Clipper's bass is a fine instrument, worth many thousands of dollars. He hauled it out to the end of the pier in it's case. It was very windy and the sun was blazing. He informed me that we had only about ten minutes as the bass could not be left in direct sunlight for very long. I kept him in the shade and began setting up my 4 foot octabox with a White Lightning X1600. When ready, I brought Clipper into position at the end of the pier. The sun was to camera right, just a little behind my back. I decided to place my octabank in it's path, essentially blocking the sun, casting a shadow on Clipper. I really only wanted one light source in this image. I removed the outer panel from my box leaving just the internal diffuser. I wanted a large light source but with a little bit of an edge to it.

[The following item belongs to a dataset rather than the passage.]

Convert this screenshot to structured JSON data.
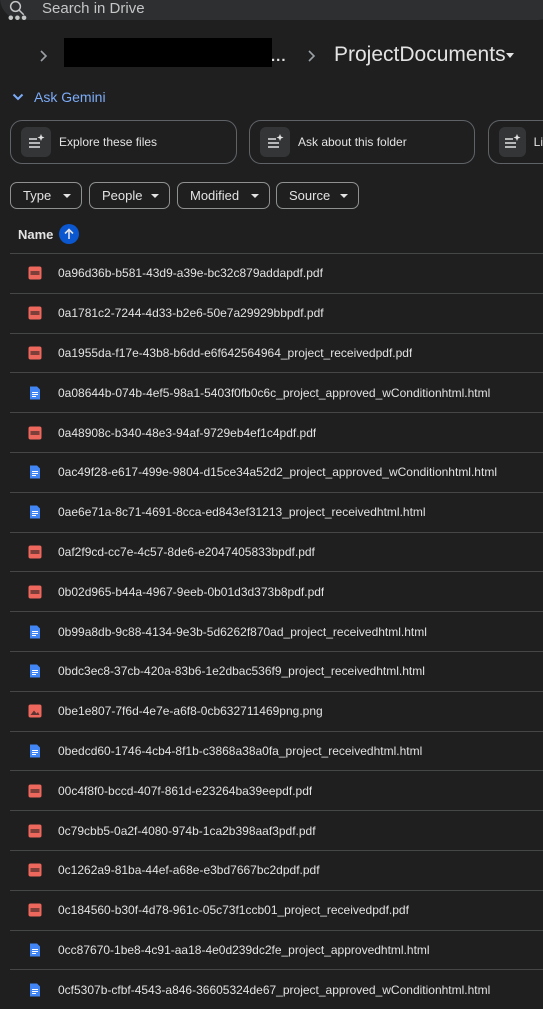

In front of Clipper I placed the Goodwill hat with a dollar bill extending from inside. Because of the strong wind, I placed my keys and a 580EX inside, just enough weight. I took a couple of quick meter readings and then had Clipper sit on the stool. I placed a polarizer on the lens to help the sky a little and took a couple of test shots. I then had Clipper execute the two poses I mentioned. I then switched to film with the Mamiya and had him repeat each pose as well as getting a Whibal shot.
As quickly as we began shooting, we were done, I got Clipper and his bass out of the sun and began packing up.
I felt a great sense of satisfaction upon completion of this project. My concept of a bass player in a suit, playing for dollars at the end of a pier, with his instrument humorously positioned like a guitar had come off. I feel that the image has character and humor, and a unique, appealing look. Thanks to Clipper Anderson for his willingness to do what I asked of him.
Here is the alternate image I considered, taken with my 5D.
Although I like this image, I felt it lacked the humor and character that I feel Clipper possesses.
Here is a link to the interview:
Featured image shot with a Mamiya RZ67 w/110mm 2.8 lens at f/5.6 1/250th of a second, using Kodak Portra 160 VC film rated at ISO 100.
Alternate image shot with a Canon 5D w/EF 24-70 2.8L USM lens at ISO 100, f/6.3 1/200th of a second.
The lighting for both shots was provided by a four foot octabank minus the outer diffuser with a White Lightning X1600 strobe, powered by a Vagabond II.
Triggered by Pocket Wizards